Just recently in 2023, he attended the Queensland fires as part of the Incident Management Team.

Three out of their four children have volunteered with the CFA, with his daughter Kelly Ketteringham working as a police officer and volunteering at Drouin West Fire Brigade, his son Michael working as a sparky and volunteering with the Cockatoo CFA brigade and his other son Phillip working for FRV Pakenham, while his other daughter Casey is a nurse.

“It’s something that grows on you,“ he said.

“They get a lot out of it.“

Mr Hicks said he had made a number of strong friendships over his time with the CFA.

“You make a lot of friends,“ he said.

“You build up lifelong relationships and friendships.“

Following the 2009 fires, a detailed discussion within the Cardinia Group led by Mr Hicks, identified further training was required for future leaders to be ready to step into higher roles.

As a result, the Future Leaders Program was established.

Mr Hicks said he was excited to see new faces join local brigades and find their own strengths.

“It’s nice to see young people join up,“ he said.

“You see kids come here with very little confidence and you just see their knowledge grow.

“You can see them develop and turn into real mature and sensible adults.“

Mr Hicks said it was a “real honour“ to be named in the same breath as other local AFSM recipients.
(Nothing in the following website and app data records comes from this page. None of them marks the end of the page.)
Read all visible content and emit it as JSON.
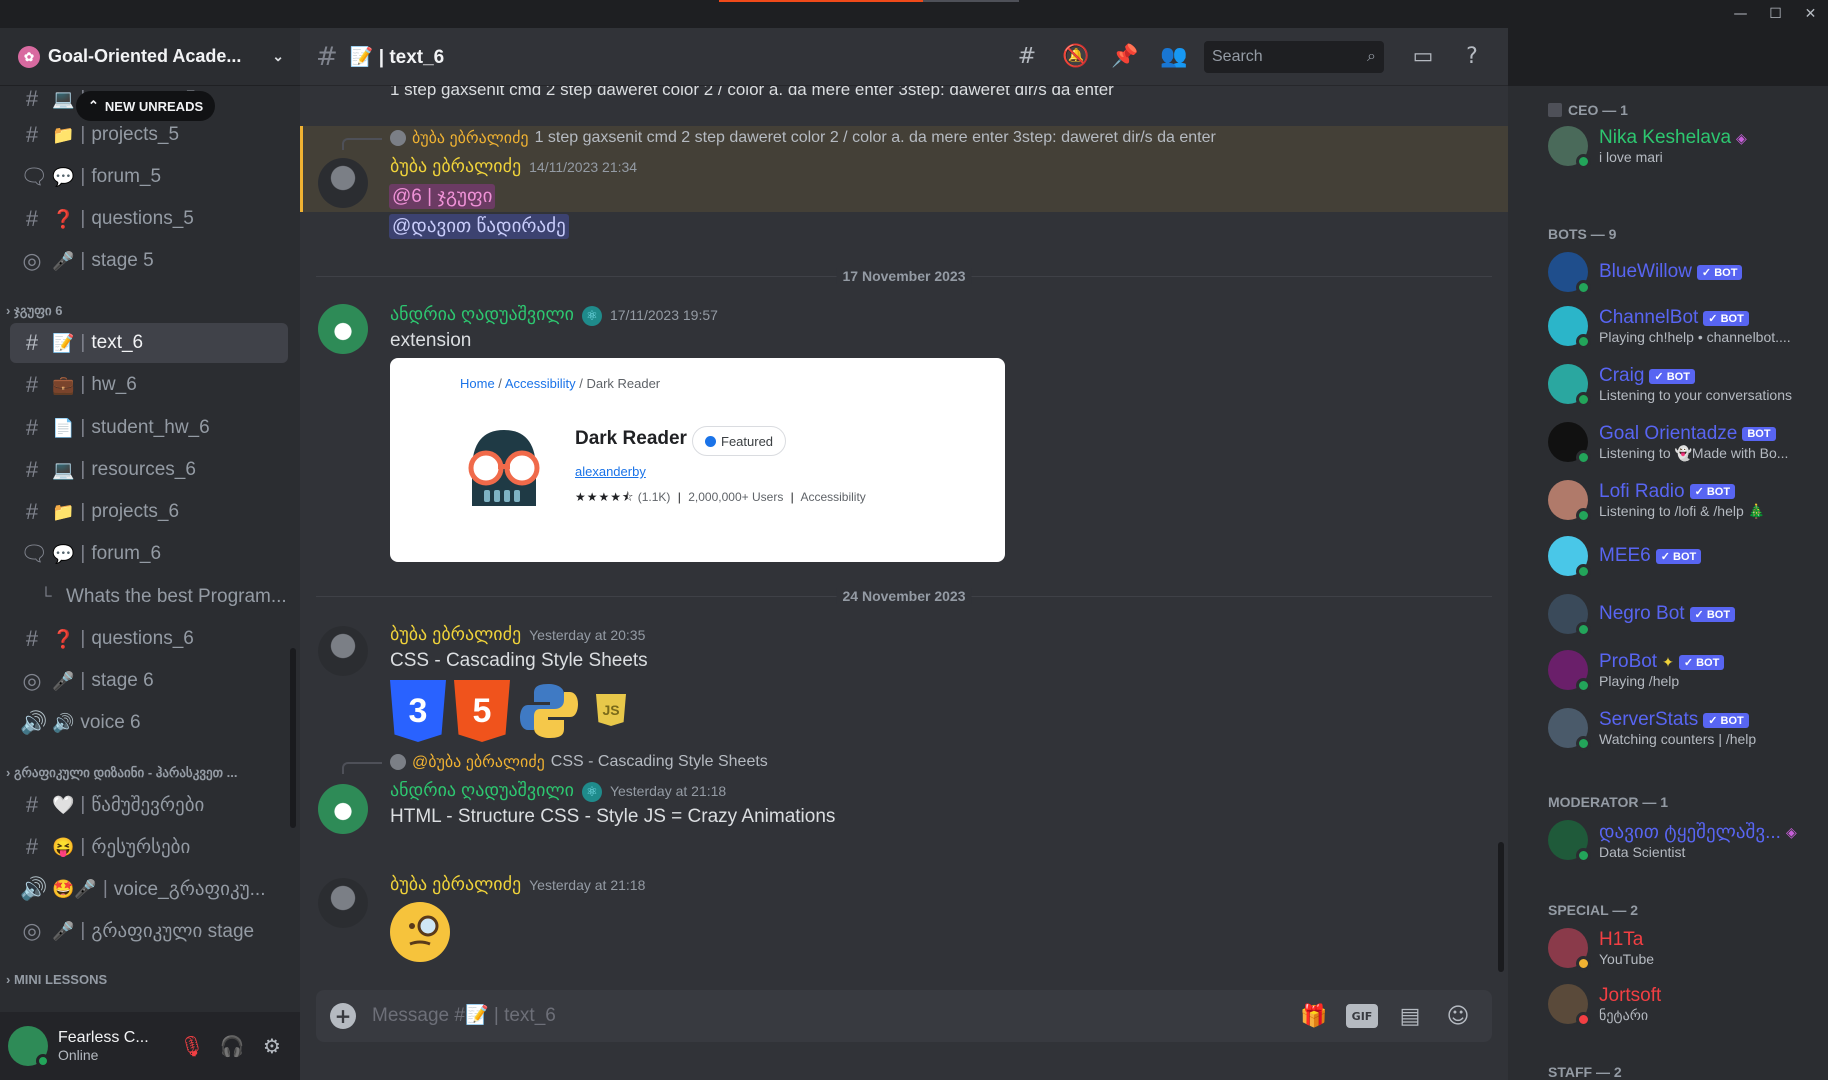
{
  "window": {
    "progress_pct": 68,
    "controls": [
      "—",
      "☐",
      "✕"
    ]
  },
  "guild": {
    "name": "Goal-Oriented Acade...",
    "new_unreads": "NEW UNREADS"
  },
  "channels": [
    {
      "icon": "#",
      "emoji": "💻",
      "name": "resources_5",
      "type": "text"
    },
    {
      "icon": "#",
      "emoji": "📁",
      "name": "projects_5",
      "type": "text"
    },
    {
      "icon": "🗨",
      "emoji": "💬",
      "name": "forum_5",
      "type": "forum"
    },
    {
      "icon": "#",
      "emoji": "❓",
      "name": "questions_5",
      "type": "text"
    },
    {
      "icon": "◎",
      "emoji": "🎤",
      "name": " stage 5",
      "type": "stage"
    }
  ],
  "category_6": "ჯგუფი 6",
  "channels_6": [
    {
      "icon": "#",
      "emoji": "📝",
      "name": "text_6",
      "active": true
    },
    {
      "icon": "#",
      "emoji": "💼",
      "name": "hw_6"
    },
    {
      "icon": "#",
      "emoji": "📄",
      "name": "student_hw_6"
    },
    {
      "icon": "#",
      "emoji": "💻",
      "name": "resources_6"
    },
    {
      "icon": "#",
      "emoji": "📁",
      "name": "projects_6"
    },
    {
      "icon": "🗨",
      "emoji": "💬",
      "name": "forum_6"
    },
    {
      "icon": "└",
      "emoji": "",
      "name": "Whats the best Program...",
      "thread": true
    },
    {
      "icon": "#",
      "emoji": "❓",
      "name": "questions_6"
    },
    {
      "icon": "◎",
      "emoji": "🎤",
      "name": " stage 6"
    },
    {
      "icon": "🔊",
      "emoji": "",
      "name": "voice 6"
    }
  ],
  "category_design": "გრაფიკული დიზაინი - ჰარასკვეთ ...",
  "channels_design": [
    {
      "icon": "#",
      "emoji": "🤍",
      "name": "წამუშევრები"
    },
    {
      "icon": "#",
      "emoji": "😝",
      "name": "რესურსები"
    },
    {
      "icon": "🔊",
      "emoji": "🤩🎤",
      "name": "voice_გრაფიკუ..."
    },
    {
      "icon": "◎",
      "emoji": "🎤",
      "name": "გრაფიკული stage"
    }
  ],
  "category_mini": "MINI LESSONS",
  "user": {
    "name": "Fearless C...",
    "status": "Online"
  },
  "header": {
    "channel": "text_6",
    "search_placeholder": "Search"
  },
  "messages": {
    "top_cut": "1 step gaxsenit cmd 2 step daweret color 2 / color a. da mere enter 3step: daweret dir/s da enter",
    "m1": {
      "reply_author": "ბუბა ებრალიძე",
      "reply_text": "1 step gaxsenit cmd 2 step daweret color 2 / color a. da mere enter 3step: daweret dir/s da enter",
      "author": "ბუბა ებრალიძე",
      "time": "14/11/2023 21:34",
      "role_ping": "@6 | ჯგუფი",
      "user_ping": "@დავით წადირაძე"
    },
    "divider1": "17 November 2023",
    "m2": {
      "author": "ანდრია ღადუაშვილი",
      "time": "17/11/2023 19:57",
      "text": "extension"
    },
    "embed": {
      "crumb_home": "Home",
      "crumb_sep1": " / ",
      "crumb_acc": "Accessibility",
      "crumb_sep2": " / Dark Reader",
      "title": "Dark Reader",
      "featured": "Featured",
      "author": "alexanderby",
      "stars": "★★★★⯪",
      "rating_count": "(1.1K)",
      "users": "2,000,000+ Users",
      "category": "Accessibility"
    },
    "divider2": "24 November 2023",
    "m3": {
      "author": "ბუბა ებრალიძე",
      "time": "Yesterday at 20:35",
      "text": "CSS - Cascading Style Sheets"
    },
    "m4": {
      "reply_author": "@ბუბა ებრალიძე",
      "reply_text": "CSS - Cascading Style Sheets",
      "author": "ანდრია ღადუაშვილი",
      "time": "Yesterday at 21:18",
      "text": "HTML - Structure CSS - Style JS = Crazy Animations"
    },
    "m5": {
      "author": "ბუბა ებრალიძე",
      "time": "Yesterday at 21:18"
    }
  },
  "composer": {
    "placeholder": "Message #📝 | text_6"
  },
  "member_groups": {
    "ceo": "CEO — 1",
    "bots": "BOTS — 9",
    "moderator": "MODERATOR — 1",
    "special": "SPECIAL — 2",
    "staff": "STAFF — 2"
  },
  "members": {
    "ceo": [
      {
        "name": "Nika Keshelava",
        "status": "i love mari",
        "color": "#2dc770"
      }
    ],
    "bots": [
      {
        "name": "BlueWillow",
        "status": ""
      },
      {
        "name": "ChannelBot",
        "status": "Playing ch!help • channelbot...."
      },
      {
        "name": "Craig",
        "status": "Listening to your conversations"
      },
      {
        "name": "Goal Orientadze",
        "status": "Listening to 👻Made with Bo..."
      },
      {
        "name": "Lofi Radio",
        "status": "Listening to /lofi & /help 🎄"
      },
      {
        "name": "MEE6",
        "status": ""
      },
      {
        "name": "Negro Bot",
        "status": ""
      },
      {
        "name": "ProBot",
        "status": "Playing /help"
      },
      {
        "name": "ServerStats",
        "status": "Watching counters | /help"
      }
    ],
    "moderator": [
      {
        "name": "დავით ტყეშელაშვ...",
        "status": "Data Scientist"
      }
    ],
    "special": [
      {
        "name": "H1Ta",
        "status": "YouTube",
        "color": "#f23f43"
      },
      {
        "name": "Jortsoft",
        "status": "ნეტარი",
        "color": "#f23f43"
      }
    ],
    "bot_tag": "BOT"
  }
}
“It’s nice to be honoured for something you get so much enjoyment out of,“ he said.